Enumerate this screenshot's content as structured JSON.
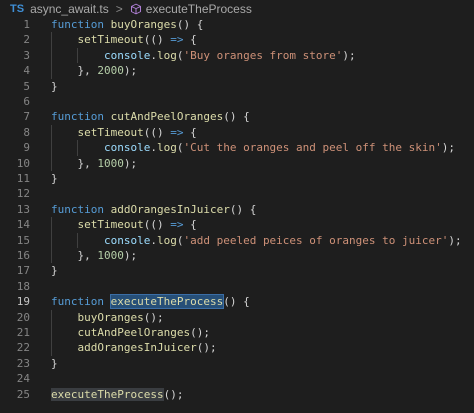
{
  "breadcrumb": {
    "language_badge": "TS",
    "file_name": "async_await.ts",
    "separator": ">",
    "symbol_icon": "cube-icon",
    "symbol_name": "executeTheProcess"
  },
  "colors": {
    "background": "#1e1e1e",
    "keyword": "#569cd6",
    "function": "#dcdcaa",
    "string": "#ce9178",
    "number": "#b5cea8",
    "property": "#9cdcfe",
    "selection": "#264f78"
  },
  "editor": {
    "active_line": 19,
    "lines": [
      {
        "n": "1",
        "tokens": [
          {
            "t": "function ",
            "c": "kw"
          },
          {
            "t": "buyOranges",
            "c": "fn"
          },
          {
            "t": "() {"
          }
        ]
      },
      {
        "n": "2",
        "tokens": [
          {
            "t": "    "
          },
          {
            "t": "setTimeout",
            "c": "fn"
          },
          {
            "t": "(() "
          },
          {
            "t": "=>",
            "c": "kw"
          },
          {
            "t": " {"
          }
        ]
      },
      {
        "n": "3",
        "tokens": [
          {
            "t": "        "
          },
          {
            "t": "console",
            "c": "var"
          },
          {
            "t": "."
          },
          {
            "t": "log",
            "c": "fn"
          },
          {
            "t": "("
          },
          {
            "t": "'Buy oranges from store'",
            "c": "str"
          },
          {
            "t": ");"
          }
        ]
      },
      {
        "n": "4",
        "tokens": [
          {
            "t": "    }, "
          },
          {
            "t": "2000",
            "c": "num"
          },
          {
            "t": ");"
          }
        ]
      },
      {
        "n": "5",
        "tokens": [
          {
            "t": "}"
          }
        ]
      },
      {
        "n": "6",
        "tokens": []
      },
      {
        "n": "7",
        "tokens": [
          {
            "t": "function ",
            "c": "kw"
          },
          {
            "t": "cutAndPeelOranges",
            "c": "fn"
          },
          {
            "t": "() {"
          }
        ]
      },
      {
        "n": "8",
        "tokens": [
          {
            "t": "    "
          },
          {
            "t": "setTimeout",
            "c": "fn"
          },
          {
            "t": "(() "
          },
          {
            "t": "=>",
            "c": "kw"
          },
          {
            "t": " {"
          }
        ]
      },
      {
        "n": "9",
        "tokens": [
          {
            "t": "        "
          },
          {
            "t": "console",
            "c": "var"
          },
          {
            "t": "."
          },
          {
            "t": "log",
            "c": "fn"
          },
          {
            "t": "("
          },
          {
            "t": "'Cut the oranges and peel off the skin'",
            "c": "str"
          },
          {
            "t": ");"
          }
        ]
      },
      {
        "n": "10",
        "tokens": [
          {
            "t": "    }, "
          },
          {
            "t": "1000",
            "c": "num"
          },
          {
            "t": ");"
          }
        ]
      },
      {
        "n": "11",
        "tokens": [
          {
            "t": "}"
          }
        ]
      },
      {
        "n": "12",
        "tokens": []
      },
      {
        "n": "13",
        "tokens": [
          {
            "t": "function ",
            "c": "kw"
          },
          {
            "t": "addOrangesInJuicer",
            "c": "fn"
          },
          {
            "t": "() {"
          }
        ]
      },
      {
        "n": "14",
        "tokens": [
          {
            "t": "    "
          },
          {
            "t": "setTimeout",
            "c": "fn"
          },
          {
            "t": "(() "
          },
          {
            "t": "=>",
            "c": "kw"
          },
          {
            "t": " {"
          }
        ]
      },
      {
        "n": "15",
        "tokens": [
          {
            "t": "        "
          },
          {
            "t": "console",
            "c": "var"
          },
          {
            "t": "."
          },
          {
            "t": "log",
            "c": "fn"
          },
          {
            "t": "("
          },
          {
            "t": "'add peeled peices of oranges to juicer'",
            "c": "str"
          },
          {
            "t": ");"
          }
        ]
      },
      {
        "n": "16",
        "tokens": [
          {
            "t": "    }, "
          },
          {
            "t": "1000",
            "c": "num"
          },
          {
            "t": ");"
          }
        ]
      },
      {
        "n": "17",
        "tokens": [
          {
            "t": "}"
          }
        ]
      },
      {
        "n": "18",
        "tokens": []
      },
      {
        "n": "19",
        "tokens": [
          {
            "t": "function ",
            "c": "kw"
          },
          {
            "t": "executeTheProcess",
            "c": "fn",
            "h": "sel"
          },
          {
            "t": "() {"
          }
        ]
      },
      {
        "n": "20",
        "tokens": [
          {
            "t": "    "
          },
          {
            "t": "buyOranges",
            "c": "fn"
          },
          {
            "t": "();"
          }
        ]
      },
      {
        "n": "21",
        "tokens": [
          {
            "t": "    "
          },
          {
            "t": "cutAndPeelOranges",
            "c": "fn"
          },
          {
            "t": "();"
          }
        ]
      },
      {
        "n": "22",
        "tokens": [
          {
            "t": "    "
          },
          {
            "t": "addOrangesInJuicer",
            "c": "fn"
          },
          {
            "t": "();"
          }
        ]
      },
      {
        "n": "23",
        "tokens": [
          {
            "t": "}"
          }
        ]
      },
      {
        "n": "24",
        "tokens": []
      },
      {
        "n": "25",
        "tokens": [
          {
            "t": "executeTheProcess",
            "c": "fn",
            "h": "occ"
          },
          {
            "t": "();"
          }
        ]
      }
    ]
  }
}
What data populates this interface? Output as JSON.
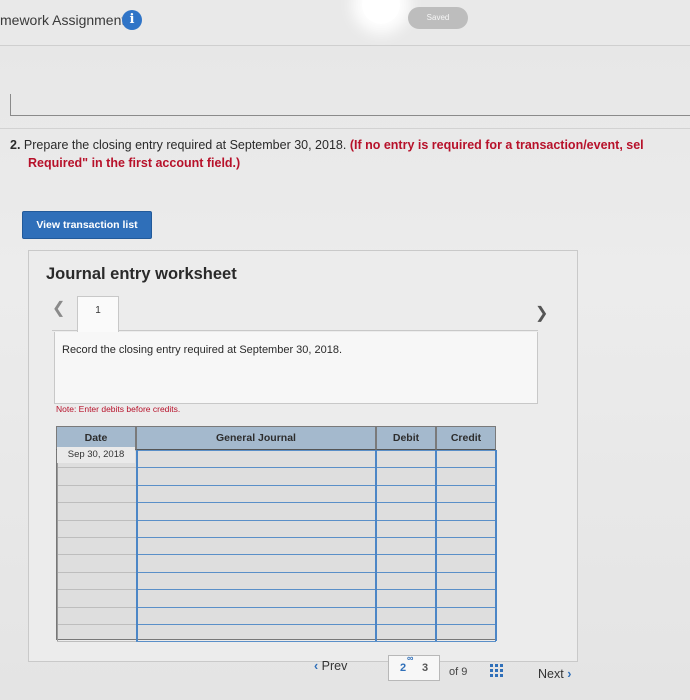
{
  "header": {
    "title": "mework Assignment",
    "info_icon": "info-icon",
    "saved_label": "Saved"
  },
  "question": {
    "number": "2.",
    "text": "Prepare the closing entry required at September 30, 2018.",
    "instruction_line1": "(If no entry is required for a transaction/event, sel",
    "instruction_line2": "Required\" in the first account field.)"
  },
  "buttons": {
    "view_transaction_list": "View transaction list"
  },
  "worksheet": {
    "title": "Journal entry worksheet",
    "tab_label": "1",
    "nav_prev_icon": "chevron-left-icon",
    "nav_next_icon": "chevron-right-icon",
    "record_text": "Record the closing entry required at September 30, 2018.",
    "note": "Note: Enter debits before credits."
  },
  "table": {
    "columns": [
      "Date",
      "General Journal",
      "Debit",
      "Credit"
    ],
    "rows": [
      {
        "date": "Sep 30, 2018",
        "account": "",
        "debit": "",
        "credit": ""
      },
      {
        "date": "",
        "account": "",
        "debit": "",
        "credit": ""
      },
      {
        "date": "",
        "account": "",
        "debit": "",
        "credit": ""
      },
      {
        "date": "",
        "account": "",
        "debit": "",
        "credit": ""
      },
      {
        "date": "",
        "account": "",
        "debit": "",
        "credit": ""
      },
      {
        "date": "",
        "account": "",
        "debit": "",
        "credit": ""
      },
      {
        "date": "",
        "account": "",
        "debit": "",
        "credit": ""
      },
      {
        "date": "",
        "account": "",
        "debit": "",
        "credit": ""
      },
      {
        "date": "",
        "account": "",
        "debit": "",
        "credit": ""
      },
      {
        "date": "",
        "account": "",
        "debit": "",
        "credit": ""
      },
      {
        "date": "",
        "account": "",
        "debit": "",
        "credit": ""
      }
    ]
  },
  "pager": {
    "prev_label": "Prev",
    "current_page": "2",
    "next_page": "3",
    "of_label": "of 9",
    "grid_icon": "grid-icon",
    "next_label": "Next"
  },
  "colors": {
    "accent": "#2f6fb9",
    "instruction_red": "#b7112a",
    "table_header": "#a4b9cd"
  }
}
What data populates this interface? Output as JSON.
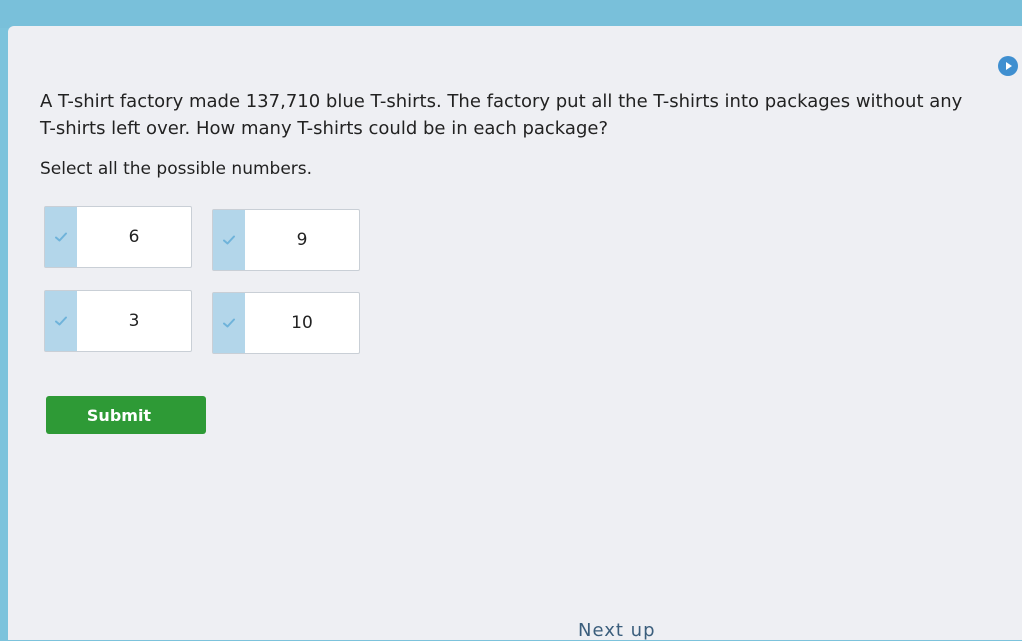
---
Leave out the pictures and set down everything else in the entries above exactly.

Enumerate this screenshot's content as structured JSON.
{
  "breadcrumb": {
    "language_badge": "TS",
    "file_name": "async_await.ts",
    "separator": ">",
    "symbol_icon": "cube-icon",
    "symbol_name": "executeTheProcess"
  },
  "colors": {
    "background": "#1e1e1e",
    "keyword": "#569cd6",
    "function": "#dcdcaa",
    "string": "#ce9178",
    "number": "#b5cea8",
    "property": "#9cdcfe",
    "selection": "#264f78"
  },
  "editor": {
    "active_line": 19,
    "lines": [
      {
        "n": "1",
        "tokens": [
          {
            "t": "function ",
            "c": "kw"
          },
          {
            "t": "buyOranges",
            "c": "fn"
          },
          {
            "t": "() {"
          }
        ]
      },
      {
        "n": "2",
        "tokens": [
          {
            "t": "    "
          },
          {
            "t": "setTimeout",
            "c": "fn"
          },
          {
            "t": "(() "
          },
          {
            "t": "=>",
            "c": "kw"
          },
          {
            "t": " {"
          }
        ]
      },
      {
        "n": "3",
        "tokens": [
          {
            "t": "        "
          },
          {
            "t": "console",
            "c": "var"
          },
          {
            "t": "."
          },
          {
            "t": "log",
            "c": "fn"
          },
          {
            "t": "("
          },
          {
            "t": "'Buy oranges from store'",
            "c": "str"
          },
          {
            "t": ");"
          }
        ]
      },
      {
        "n": "4",
        "tokens": [
          {
            "t": "    }, "
          },
          {
            "t": "2000",
            "c": "num"
          },
          {
            "t": ");"
          }
        ]
      },
      {
        "n": "5",
        "tokens": [
          {
            "t": "}"
          }
        ]
      },
      {
        "n": "6",
        "tokens": []
      },
      {
        "n": "7",
        "tokens": [
          {
            "t": "function ",
            "c": "kw"
          },
          {
            "t": "cutAndPeelOranges",
            "c": "fn"
          },
          {
            "t": "() {"
          }
        ]
      },
      {
        "n": "8",
        "tokens": [
          {
            "t": "    "
          },
          {
            "t": "setTimeout",
            "c": "fn"
          },
          {
            "t": "(() "
          },
          {
            "t": "=>",
            "c": "kw"
          },
          {
            "t": " {"
          }
        ]
      },
      {
        "n": "9",
        "tokens": [
          {
            "t": "        "
          },
          {
            "t": "console",
            "c": "var"
          },
          {
            "t": "."
          },
          {
            "t": "log",
            "c": "fn"
          },
          {
            "t": "("
          },
          {
            "t": "'Cut the oranges and peel off the skin'",
            "c": "str"
          },
          {
            "t": ");"
          }
        ]
      },
      {
        "n": "10",
        "tokens": [
          {
            "t": "    }, "
          },
          {
            "t": "1000",
            "c": "num"
          },
          {
            "t": ");"
          }
        ]
      },
      {
        "n": "11",
        "tokens": [
          {
            "t": "}"
          }
        ]
      },
      {
        "n": "12",
        "tokens": []
      },
      {
        "n": "13",
        "tokens": [
          {
            "t": "function ",
            "c": "kw"
          },
          {
            "t": "addOrangesInJuicer",
            "c": "fn"
          },
          {
            "t": "() {"
          }
        ]
      },
      {
        "n": "14",
        "tokens": [
          {
            "t": "    "
          },
          {
            "t": "setTimeout",
            "c": "fn"
          },
          {
            "t": "(() "
          },
          {
            "t": "=>",
            "c": "kw"
          },
          {
            "t": " {"
          }
        ]
      },
      {
        "n": "15",
        "tokens": [
          {
            "t": "        "
          },
          {
            "t": "console",
            "c": "var"
          },
          {
            "t": "."
          },
          {
            "t": "log",
            "c": "fn"
          },
          {
            "t": "("
          },
          {
            "t": "'add peeled peices of oranges to juicer'",
            "c": "str"
          },
          {
            "t": ");"
          }
        ]
      },
      {
        "n": "16",
        "tokens": [
          {
            "t": "    }, "
          },
          {
            "t": "1000",
            "c": "num"
          },
          {
            "t": ");"
          }
        ]
      },
      {
        "n": "17",
        "tokens": [
          {
            "t": "}"
          }
        ]
      },
      {
        "n": "18",
        "tokens": []
      },
      {
        "n": "19",
        "tokens": [
          {
            "t": "function ",
            "c": "kw"
          },
          {
            "t": "executeTheProcess",
            "c": "fn",
            "h": "sel"
          },
          {
            "t": "() {"
          }
        ]
      },
      {
        "n": "20",
        "tokens": [
          {
            "t": "    "
          },
          {
            "t": "buyOranges",
            "c": "fn"
          },
          {
            "t": "();"
          }
        ]
      },
      {
        "n": "21",
        "tokens": [
          {
            "t": "    "
          },
          {
            "t": "cutAndPeelOranges",
            "c": "fn"
          },
          {
            "t": "();"
          }
        ]
      },
      {
        "n": "22",
        "tokens": [
          {
            "t": "    "
          },
          {
            "t": "addOrangesInJuicer",
            "c": "fn"
          },
          {
            "t": "();"
          }
        ]
      },
      {
        "n": "23",
        "tokens": [
          {
            "t": "}"
          }
        ]
      },
      {
        "n": "24",
        "tokens": []
      },
      {
        "n": "25",
        "tokens": [
          {
            "t": "executeTheProcess",
            "c": "fn",
            "h": "occ"
          },
          {
            "t": "();"
          }
        ]
      }
    ]
  }
}
What data populates this interface? Output as JSON.
{
  "header": {
    "title": "mework Assignment",
    "info_icon": "info-icon",
    "saved_label": "Saved"
  },
  "question": {
    "number": "2.",
    "text": "Prepare the closing entry required at September 30, 2018.",
    "instruction_line1": "(If no entry is required for a transaction/event, sel",
    "instruction_line2": "Required\" in the first account field.)"
  },
  "buttons": {
    "view_transaction_list": "View transaction list"
  },
  "worksheet": {
    "title": "Journal entry worksheet",
    "tab_label": "1",
    "nav_prev_icon": "chevron-left-icon",
    "nav_next_icon": "chevron-right-icon",
    "record_text": "Record the closing entry required at September 30, 2018.",
    "note": "Note: Enter debits before credits."
  },
  "table": {
    "columns": [
      "Date",
      "General Journal",
      "Debit",
      "Credit"
    ],
    "rows": [
      {
        "date": "Sep 30, 2018",
        "account": "",
        "debit": "",
        "credit": ""
      },
      {
        "date": "",
        "account": "",
        "debit": "",
        "credit": ""
      },
      {
        "date": "",
        "account": "",
        "debit": "",
        "credit": ""
      },
      {
        "date": "",
        "account": "",
        "debit": "",
        "credit": ""
      },
      {
        "date": "",
        "account": "",
        "debit": "",
        "credit": ""
      },
      {
        "date": "",
        "account": "",
        "debit": "",
        "credit": ""
      },
      {
        "date": "",
        "account": "",
        "debit": "",
        "credit": ""
      },
      {
        "date": "",
        "account": "",
        "debit": "",
        "credit": ""
      },
      {
        "date": "",
        "account": "",
        "debit": "",
        "credit": ""
      },
      {
        "date": "",
        "account": "",
        "debit": "",
        "credit": ""
      },
      {
        "date": "",
        "account": "",
        "debit": "",
        "credit": ""
      }
    ]
  },
  "pager": {
    "prev_label": "Prev",
    "current_page": "2",
    "next_page": "3",
    "of_label": "of 9",
    "grid_icon": "grid-icon",
    "next_label": "Next"
  },
  "colors": {
    "accent": "#2f6fb9",
    "instruction_red": "#b7112a",
    "table_header": "#a4b9cd"
  }
}
What data populates this interface? Output as JSON.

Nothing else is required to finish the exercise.